Relatively inexpensive & stores indefinitely
Going ‘out of style’

Size water will spoil!!! – Throw it away!!!
Don’t use spoiled paint!!! Dry Pigment and Binder **most scenic paints are water-vehicle paints – nonflammable / less expensive / easier to mix /
quicker to dry / lighter in weight / easier to clean 4 Elements of Paint

1. Pigment – Material that imparts color to a paint or dye
2. Filler – Material that creates opacity in paint
3. Vehicle – Liquid medium – water, oil, lacquer, and the like – in which pigments, fillers, and binders are suspended to create a pain mixture; after the paint is applied, the vehicle evaporates
4. Binder – The adhesive that bonds the pigment and filler together Scenic Paints Applicators Paints Materials Temporary drop stretcher Drops must be stretched and framed before being painted

Horizontal vs. Vertical – once stretched this is the orientation painting will occur in

If being painted horizontal – may require bogus paper to absorb excess paint

If no existing frame, one will need to be built Drop Painting Techniques = Light
= Pigment Scene Painter’s Palette Vertical Painting Structures… Lining

Painting narrow, straight lines of varying widths – creates the appearance of depth

Uses highlight and shadow to ‘trick’ the eye Standard Texture Coats
Application here is being done in a cross-hatch pattern working from the top down in a vertical painting situation Smooth Base Coat

Vertical – paint top down
Horizontal – paint corner out

Keep brush fully loaded with paint

Keep a wet edge

Don’t scrub surface with brush

Dry pigment & binder – apply with a cross-hatch pattern to avoid brush marks Painting Techniques Auxiliary Scene-Painting Tools
Look at the images from top to bottom to see the stages of creating a graded base coat Graded Base Coat

One that generally changes hue or value over the height or width of the painted surface.

Common to ‘fake’ a sense of age or being well-worn

Requires speed – blend must be done while paint is wet – small areas at a time Painting Techniques With a feather duster With a sponge With a brush Stippling

Applies a heavier texture than spattering to the scenery

Uses an applicator loaded with paint in a random pattern Standard Texture Coats 4 3 2 1
1.Sharply textured, high-contrast curvilinear

2.Softly textured, low-contrast curvilinear

3.High-contrast linear scumble

4.Low-contrast linear scumble Scumbling

Blends several hues together – creates illusion of texture

Two guidelines –

Use a separate brush for each color to maintain integrity
Work rapidly – paints must be wet for blending to take place

Textures – rough plaster / wood / stone / dirt / etc.
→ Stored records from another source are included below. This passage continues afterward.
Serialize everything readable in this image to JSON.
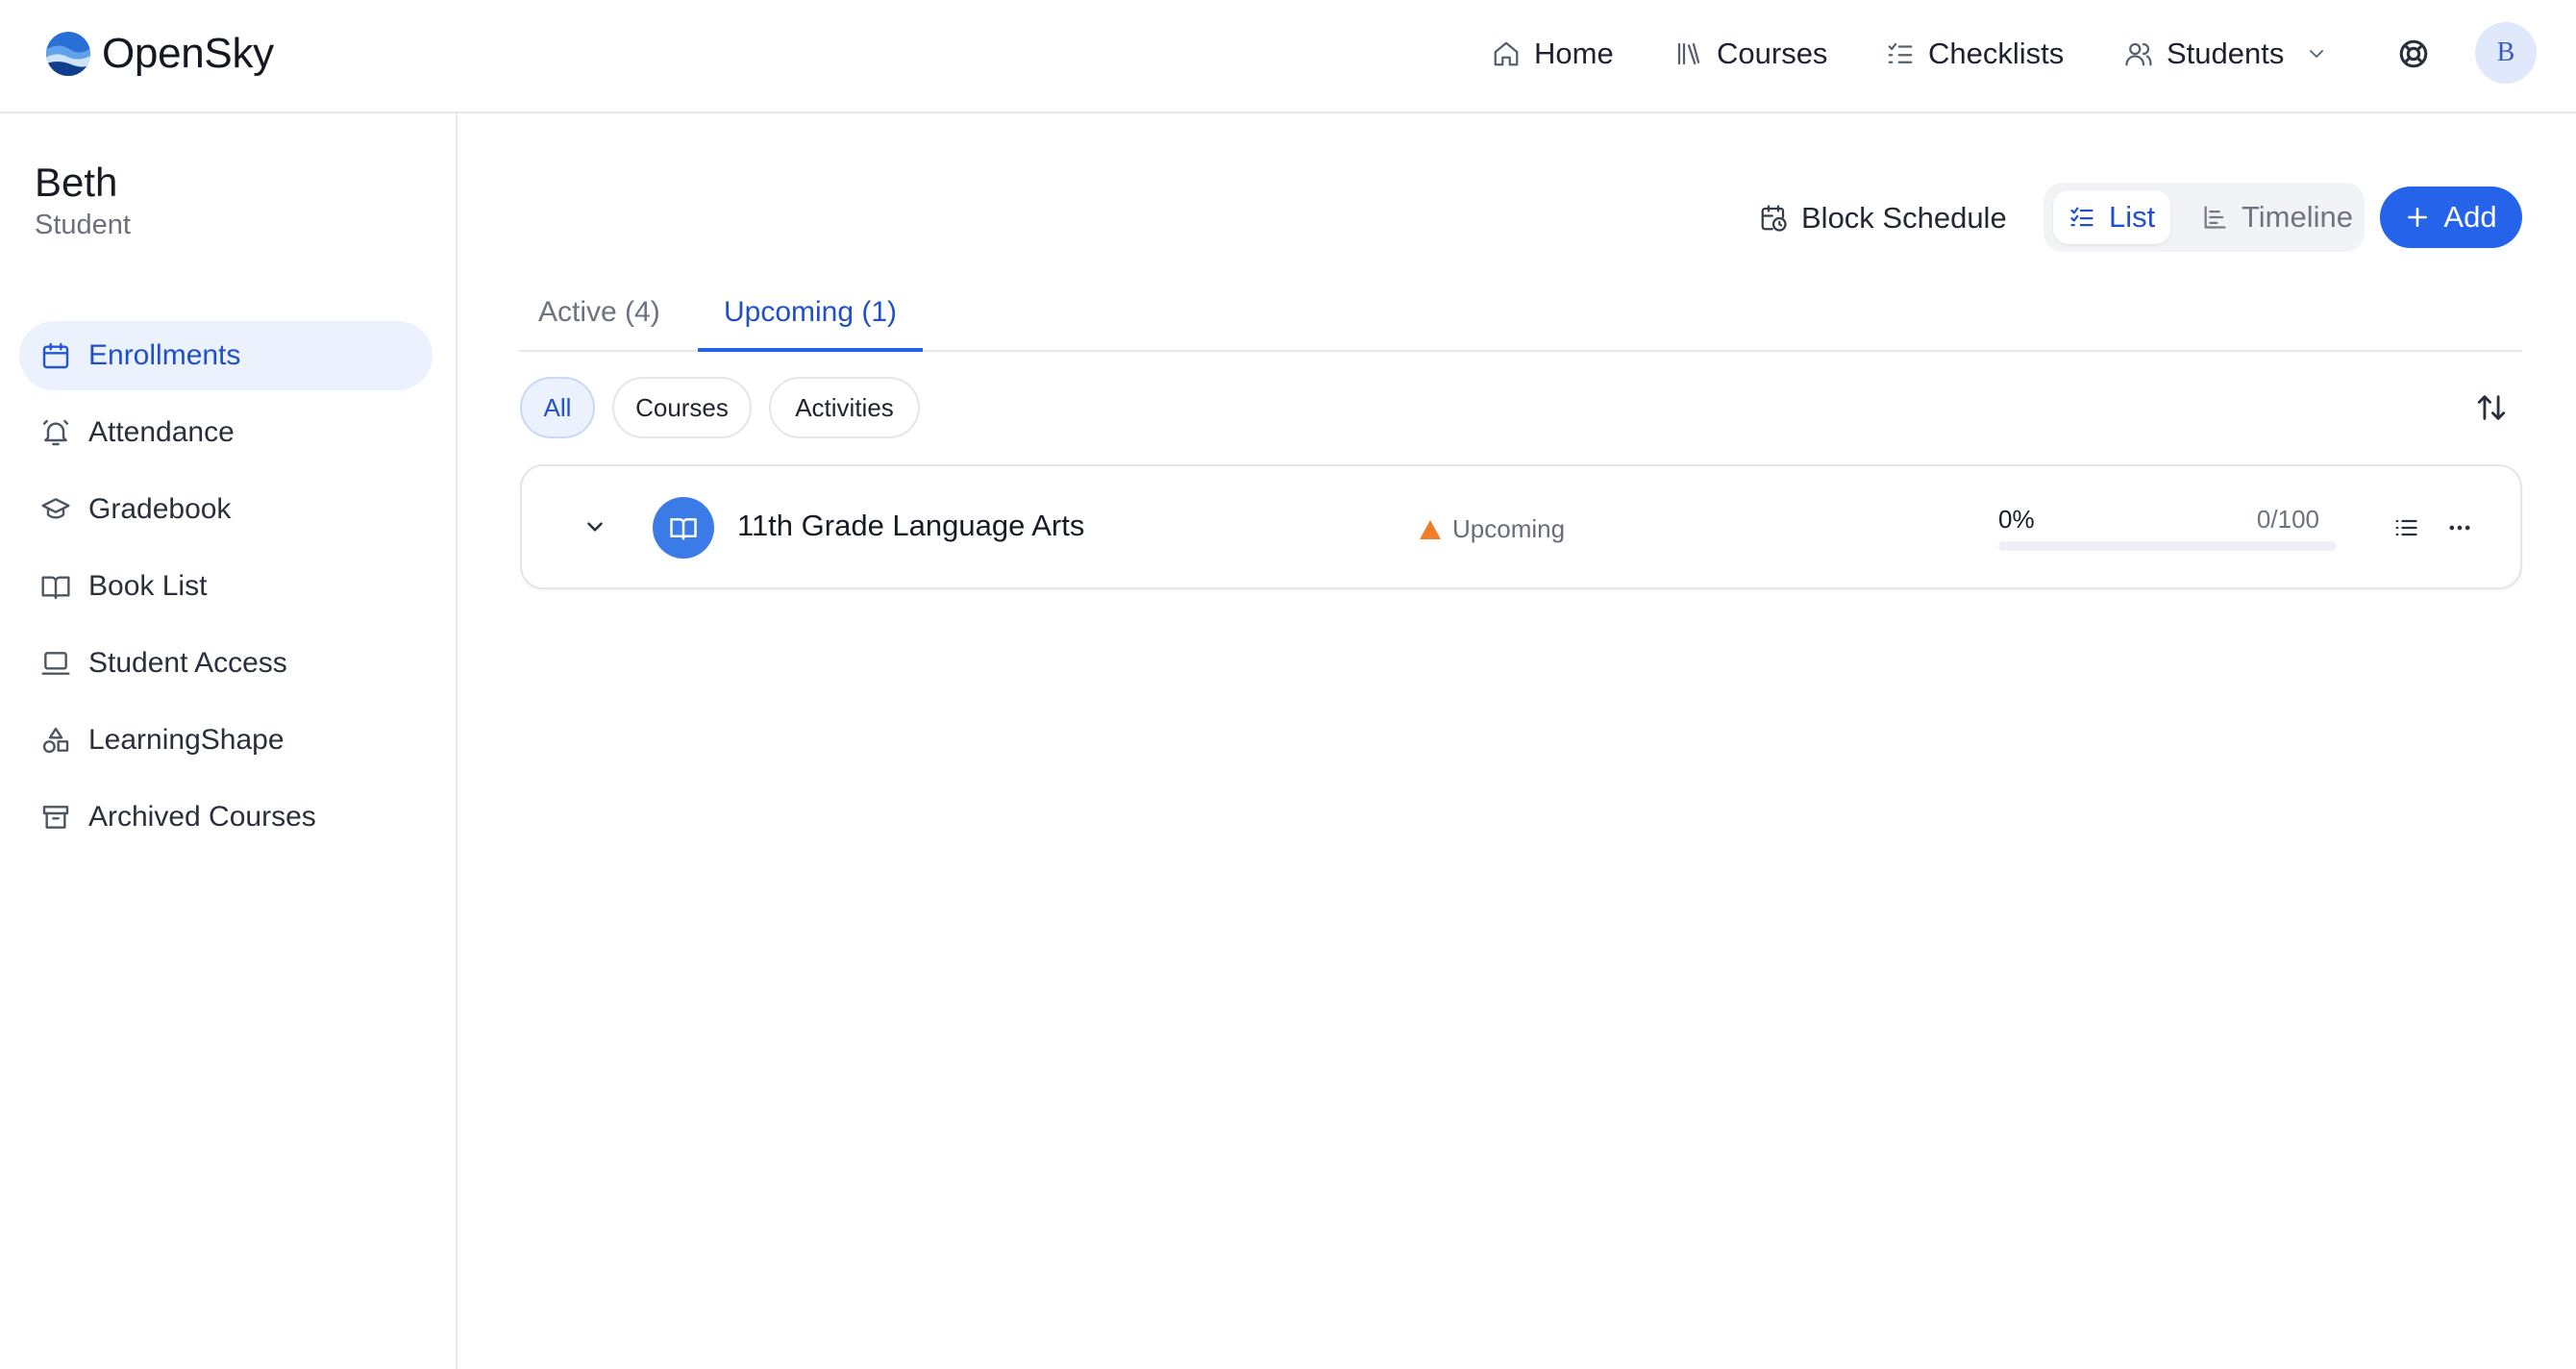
{
  "brand": {
    "name": "OpenSky"
  },
  "topnav": {
    "items": [
      {
        "label": "Home",
        "icon": "home-icon"
      },
      {
        "label": "Courses",
        "icon": "books-icon"
      },
      {
        "label": "Checklists",
        "icon": "checklist-icon"
      },
      {
        "label": "Students",
        "icon": "users-icon"
      }
    ],
    "avatar_initial": "B"
  },
  "sidebar": {
    "student_name": "Beth",
    "student_role": "Student",
    "items": [
      {
        "label": "Enrollments",
        "icon": "calendar-icon",
        "active": true
      },
      {
        "label": "Attendance",
        "icon": "bell-icon"
      },
      {
        "label": "Gradebook",
        "icon": "graduation-cap-icon"
      },
      {
        "label": "Book List",
        "icon": "open-book-icon"
      },
      {
        "label": "Student Access",
        "icon": "laptop-icon"
      },
      {
        "label": "LearningShape",
        "icon": "shapes-icon"
      },
      {
        "label": "Archived Courses",
        "icon": "archive-icon"
      }
    ]
  },
  "toolbar": {
    "block_schedule_label": "Block Schedule",
    "view_list_label": "List",
    "view_timeline_label": "Timeline",
    "active_view": "List",
    "add_label": "Add"
  },
  "tabs": [
    {
      "label": "Active (4)",
      "active": false
    },
    {
      "label": "Upcoming (1)",
      "active": true
    }
  ],
  "filters": [
    {
      "label": "All",
      "selected": true
    },
    {
      "label": "Courses",
      "selected": false
    },
    {
      "label": "Activities",
      "selected": false
    }
  ],
  "courses": [
    {
      "title": "11th Grade Language Arts",
      "status": "Upcoming",
      "progress_label": "0%",
      "progress_fraction": 0,
      "score": "0/100"
    }
  ],
  "colors": {
    "accent": "#2563eb",
    "active_bg": "#ebf2fd",
    "status_upcoming": "#f07d2a",
    "course_icon_bg": "#3b7be8"
  }
}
Painting Techniques Marble Stone Wood Foliage Applications of Painting Techniques
Full transcript